Assignment: Return each line of the entries that mentions the word "hint".

───── Record excerpts ─────

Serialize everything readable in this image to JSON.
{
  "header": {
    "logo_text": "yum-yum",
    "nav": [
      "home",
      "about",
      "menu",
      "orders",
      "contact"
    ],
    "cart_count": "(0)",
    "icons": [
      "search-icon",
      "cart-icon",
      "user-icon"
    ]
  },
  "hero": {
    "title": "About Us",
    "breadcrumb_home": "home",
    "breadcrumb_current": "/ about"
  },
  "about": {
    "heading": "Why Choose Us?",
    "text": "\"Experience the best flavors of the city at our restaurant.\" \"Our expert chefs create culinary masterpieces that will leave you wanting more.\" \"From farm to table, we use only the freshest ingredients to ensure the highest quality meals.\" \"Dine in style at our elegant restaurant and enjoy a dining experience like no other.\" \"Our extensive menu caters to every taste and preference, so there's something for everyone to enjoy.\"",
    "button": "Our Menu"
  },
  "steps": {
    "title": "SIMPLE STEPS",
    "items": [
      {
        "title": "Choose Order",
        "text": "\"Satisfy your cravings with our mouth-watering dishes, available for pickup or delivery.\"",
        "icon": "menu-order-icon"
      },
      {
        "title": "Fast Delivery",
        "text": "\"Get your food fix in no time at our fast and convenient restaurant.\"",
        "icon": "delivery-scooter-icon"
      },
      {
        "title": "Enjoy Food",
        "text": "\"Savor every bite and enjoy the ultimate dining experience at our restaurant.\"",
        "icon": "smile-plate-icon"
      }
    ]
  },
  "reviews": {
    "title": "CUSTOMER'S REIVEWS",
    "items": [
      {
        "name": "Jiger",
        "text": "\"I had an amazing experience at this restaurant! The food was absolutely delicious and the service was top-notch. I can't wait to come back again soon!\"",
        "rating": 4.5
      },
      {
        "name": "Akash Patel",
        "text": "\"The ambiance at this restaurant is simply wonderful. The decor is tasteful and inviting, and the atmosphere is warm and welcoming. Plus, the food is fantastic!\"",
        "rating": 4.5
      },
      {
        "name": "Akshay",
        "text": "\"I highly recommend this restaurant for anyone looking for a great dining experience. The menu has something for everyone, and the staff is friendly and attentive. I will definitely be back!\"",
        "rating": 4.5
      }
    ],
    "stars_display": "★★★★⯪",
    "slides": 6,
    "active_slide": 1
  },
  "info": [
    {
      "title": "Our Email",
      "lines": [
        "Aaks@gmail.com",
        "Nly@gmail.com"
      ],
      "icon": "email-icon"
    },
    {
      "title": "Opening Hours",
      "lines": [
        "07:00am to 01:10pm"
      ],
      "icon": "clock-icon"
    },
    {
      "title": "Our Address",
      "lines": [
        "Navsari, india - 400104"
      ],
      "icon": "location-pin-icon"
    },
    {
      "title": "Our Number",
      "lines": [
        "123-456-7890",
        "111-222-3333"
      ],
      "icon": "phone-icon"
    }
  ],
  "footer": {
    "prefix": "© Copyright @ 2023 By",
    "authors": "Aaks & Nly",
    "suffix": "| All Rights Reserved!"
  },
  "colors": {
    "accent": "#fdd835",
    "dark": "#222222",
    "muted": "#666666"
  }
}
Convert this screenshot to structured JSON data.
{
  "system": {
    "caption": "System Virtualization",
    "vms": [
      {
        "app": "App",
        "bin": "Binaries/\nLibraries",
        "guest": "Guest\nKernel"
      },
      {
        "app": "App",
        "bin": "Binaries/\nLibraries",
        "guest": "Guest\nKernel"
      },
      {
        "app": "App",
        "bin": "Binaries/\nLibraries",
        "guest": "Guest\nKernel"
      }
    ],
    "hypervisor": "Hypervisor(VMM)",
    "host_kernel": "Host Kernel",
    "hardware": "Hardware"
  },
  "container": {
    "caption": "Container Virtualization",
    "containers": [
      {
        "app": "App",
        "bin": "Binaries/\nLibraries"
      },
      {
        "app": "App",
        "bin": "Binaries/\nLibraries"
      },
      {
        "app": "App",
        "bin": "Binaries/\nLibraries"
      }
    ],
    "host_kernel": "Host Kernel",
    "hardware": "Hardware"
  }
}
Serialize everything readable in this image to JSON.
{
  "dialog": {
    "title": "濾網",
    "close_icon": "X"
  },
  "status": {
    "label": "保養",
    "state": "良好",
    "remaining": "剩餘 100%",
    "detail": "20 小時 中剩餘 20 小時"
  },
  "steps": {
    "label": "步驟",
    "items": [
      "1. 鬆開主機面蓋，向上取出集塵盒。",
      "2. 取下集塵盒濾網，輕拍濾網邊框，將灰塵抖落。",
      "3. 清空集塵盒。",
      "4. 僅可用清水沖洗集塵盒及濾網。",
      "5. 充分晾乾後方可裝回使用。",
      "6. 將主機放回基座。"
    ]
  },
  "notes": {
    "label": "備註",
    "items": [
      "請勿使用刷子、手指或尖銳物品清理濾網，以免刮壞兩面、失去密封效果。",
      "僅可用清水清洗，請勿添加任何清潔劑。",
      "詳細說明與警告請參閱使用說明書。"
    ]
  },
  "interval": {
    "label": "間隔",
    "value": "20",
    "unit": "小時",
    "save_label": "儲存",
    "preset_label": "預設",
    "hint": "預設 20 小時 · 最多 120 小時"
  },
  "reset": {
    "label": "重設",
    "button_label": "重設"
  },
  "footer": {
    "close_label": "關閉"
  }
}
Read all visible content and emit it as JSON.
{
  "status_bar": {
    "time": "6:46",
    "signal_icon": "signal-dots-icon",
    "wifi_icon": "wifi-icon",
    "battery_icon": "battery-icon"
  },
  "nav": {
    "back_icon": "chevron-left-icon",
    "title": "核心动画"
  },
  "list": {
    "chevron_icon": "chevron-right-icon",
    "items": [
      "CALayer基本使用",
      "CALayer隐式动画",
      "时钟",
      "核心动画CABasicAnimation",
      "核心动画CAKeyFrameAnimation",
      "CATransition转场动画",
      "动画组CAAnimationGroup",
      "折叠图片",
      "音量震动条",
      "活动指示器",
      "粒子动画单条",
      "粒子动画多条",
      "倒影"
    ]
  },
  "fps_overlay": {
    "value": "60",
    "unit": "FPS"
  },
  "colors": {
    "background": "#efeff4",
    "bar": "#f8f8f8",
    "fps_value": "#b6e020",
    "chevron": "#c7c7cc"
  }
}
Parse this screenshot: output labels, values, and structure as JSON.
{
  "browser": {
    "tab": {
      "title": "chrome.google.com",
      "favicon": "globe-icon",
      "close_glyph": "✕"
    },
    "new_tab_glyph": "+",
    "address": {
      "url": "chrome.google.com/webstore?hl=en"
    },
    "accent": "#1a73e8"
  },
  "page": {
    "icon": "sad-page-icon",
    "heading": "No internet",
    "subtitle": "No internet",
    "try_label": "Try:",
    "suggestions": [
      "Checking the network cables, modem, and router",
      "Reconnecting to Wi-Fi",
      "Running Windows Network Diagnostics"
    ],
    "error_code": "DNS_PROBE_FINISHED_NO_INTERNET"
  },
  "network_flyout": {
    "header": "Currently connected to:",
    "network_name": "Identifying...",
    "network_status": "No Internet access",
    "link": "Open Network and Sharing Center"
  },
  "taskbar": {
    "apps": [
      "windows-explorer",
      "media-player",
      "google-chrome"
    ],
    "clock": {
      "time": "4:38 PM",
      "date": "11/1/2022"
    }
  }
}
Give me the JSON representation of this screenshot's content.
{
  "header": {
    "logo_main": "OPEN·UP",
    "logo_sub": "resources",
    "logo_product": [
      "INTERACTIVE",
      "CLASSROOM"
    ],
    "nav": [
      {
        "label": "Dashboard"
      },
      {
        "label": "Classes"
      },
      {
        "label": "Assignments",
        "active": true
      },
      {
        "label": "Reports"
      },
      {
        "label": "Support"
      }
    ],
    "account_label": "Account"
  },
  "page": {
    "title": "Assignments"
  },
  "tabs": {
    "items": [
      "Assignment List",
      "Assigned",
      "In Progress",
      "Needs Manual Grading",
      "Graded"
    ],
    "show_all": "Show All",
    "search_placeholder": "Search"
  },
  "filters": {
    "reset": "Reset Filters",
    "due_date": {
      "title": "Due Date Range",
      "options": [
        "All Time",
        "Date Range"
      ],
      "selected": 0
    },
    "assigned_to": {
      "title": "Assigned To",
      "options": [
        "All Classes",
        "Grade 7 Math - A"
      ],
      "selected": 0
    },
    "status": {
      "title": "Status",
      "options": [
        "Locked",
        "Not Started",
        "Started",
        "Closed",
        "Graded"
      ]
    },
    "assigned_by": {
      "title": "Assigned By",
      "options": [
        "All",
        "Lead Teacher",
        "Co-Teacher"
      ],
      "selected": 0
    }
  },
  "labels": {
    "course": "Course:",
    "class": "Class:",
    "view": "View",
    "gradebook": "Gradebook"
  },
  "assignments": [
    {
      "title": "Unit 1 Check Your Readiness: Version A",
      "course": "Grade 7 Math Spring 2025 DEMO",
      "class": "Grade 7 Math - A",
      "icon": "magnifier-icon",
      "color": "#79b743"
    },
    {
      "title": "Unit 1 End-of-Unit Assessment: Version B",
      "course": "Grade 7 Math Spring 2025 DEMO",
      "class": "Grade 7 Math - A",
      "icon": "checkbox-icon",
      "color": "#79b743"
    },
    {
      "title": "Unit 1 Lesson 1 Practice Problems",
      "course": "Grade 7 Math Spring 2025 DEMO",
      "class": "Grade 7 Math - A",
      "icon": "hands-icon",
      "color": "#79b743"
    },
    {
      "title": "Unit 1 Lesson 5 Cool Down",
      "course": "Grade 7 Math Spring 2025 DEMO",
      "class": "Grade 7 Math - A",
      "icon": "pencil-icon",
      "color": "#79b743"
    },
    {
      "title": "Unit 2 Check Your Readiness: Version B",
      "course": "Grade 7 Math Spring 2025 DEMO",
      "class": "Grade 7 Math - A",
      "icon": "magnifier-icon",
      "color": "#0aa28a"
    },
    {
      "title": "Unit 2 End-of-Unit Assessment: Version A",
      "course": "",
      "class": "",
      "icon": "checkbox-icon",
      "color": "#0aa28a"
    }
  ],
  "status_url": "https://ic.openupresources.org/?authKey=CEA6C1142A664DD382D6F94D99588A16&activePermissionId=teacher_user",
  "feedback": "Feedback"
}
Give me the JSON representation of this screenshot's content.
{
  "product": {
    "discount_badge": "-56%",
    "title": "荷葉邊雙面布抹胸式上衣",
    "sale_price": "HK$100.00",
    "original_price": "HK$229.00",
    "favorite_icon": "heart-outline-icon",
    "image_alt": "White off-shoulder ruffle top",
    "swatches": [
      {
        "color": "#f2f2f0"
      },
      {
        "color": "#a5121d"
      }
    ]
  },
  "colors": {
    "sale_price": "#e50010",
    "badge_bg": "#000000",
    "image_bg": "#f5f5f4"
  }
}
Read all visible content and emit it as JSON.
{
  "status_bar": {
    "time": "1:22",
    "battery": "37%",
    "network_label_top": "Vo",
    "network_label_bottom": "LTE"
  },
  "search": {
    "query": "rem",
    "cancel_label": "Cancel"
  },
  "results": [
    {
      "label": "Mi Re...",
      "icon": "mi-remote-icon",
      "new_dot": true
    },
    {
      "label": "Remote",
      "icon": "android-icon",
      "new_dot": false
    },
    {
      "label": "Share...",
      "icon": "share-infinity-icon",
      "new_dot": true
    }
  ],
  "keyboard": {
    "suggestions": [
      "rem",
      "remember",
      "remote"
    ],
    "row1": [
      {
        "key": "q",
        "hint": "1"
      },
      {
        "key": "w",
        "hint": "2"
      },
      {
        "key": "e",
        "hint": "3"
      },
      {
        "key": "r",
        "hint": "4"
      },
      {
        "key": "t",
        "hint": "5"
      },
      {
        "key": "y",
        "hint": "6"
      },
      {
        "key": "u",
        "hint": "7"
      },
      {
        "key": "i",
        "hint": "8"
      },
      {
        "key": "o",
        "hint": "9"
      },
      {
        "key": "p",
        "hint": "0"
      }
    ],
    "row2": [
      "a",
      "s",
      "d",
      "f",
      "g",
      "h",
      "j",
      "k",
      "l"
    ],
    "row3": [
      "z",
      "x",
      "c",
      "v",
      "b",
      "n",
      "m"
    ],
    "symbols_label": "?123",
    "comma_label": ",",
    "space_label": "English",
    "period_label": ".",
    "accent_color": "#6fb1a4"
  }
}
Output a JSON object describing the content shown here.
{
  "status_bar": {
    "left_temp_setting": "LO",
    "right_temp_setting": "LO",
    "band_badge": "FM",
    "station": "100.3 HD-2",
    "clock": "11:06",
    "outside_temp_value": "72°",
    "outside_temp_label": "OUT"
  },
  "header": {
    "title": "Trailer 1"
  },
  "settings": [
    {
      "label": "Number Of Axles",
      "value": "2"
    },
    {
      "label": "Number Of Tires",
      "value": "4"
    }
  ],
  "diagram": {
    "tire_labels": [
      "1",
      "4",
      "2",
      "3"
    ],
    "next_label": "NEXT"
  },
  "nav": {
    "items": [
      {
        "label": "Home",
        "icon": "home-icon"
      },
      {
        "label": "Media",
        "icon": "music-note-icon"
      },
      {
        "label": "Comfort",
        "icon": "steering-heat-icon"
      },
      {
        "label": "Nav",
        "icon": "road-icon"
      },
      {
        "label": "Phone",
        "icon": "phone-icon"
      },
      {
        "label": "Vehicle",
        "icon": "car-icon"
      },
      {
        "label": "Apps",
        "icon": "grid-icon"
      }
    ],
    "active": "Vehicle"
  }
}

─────

Final answer:
    "hint": "預設 20 小時 · 最多 120 小時"
        "hint": "1"
        "hint": "2"
        "hint": "3"
        "hint": "4"
        "hint": "5"
        "hint": "6"
        "hint": "7"
        "hint": "8"
        "hint": "9"
        "hint": "0"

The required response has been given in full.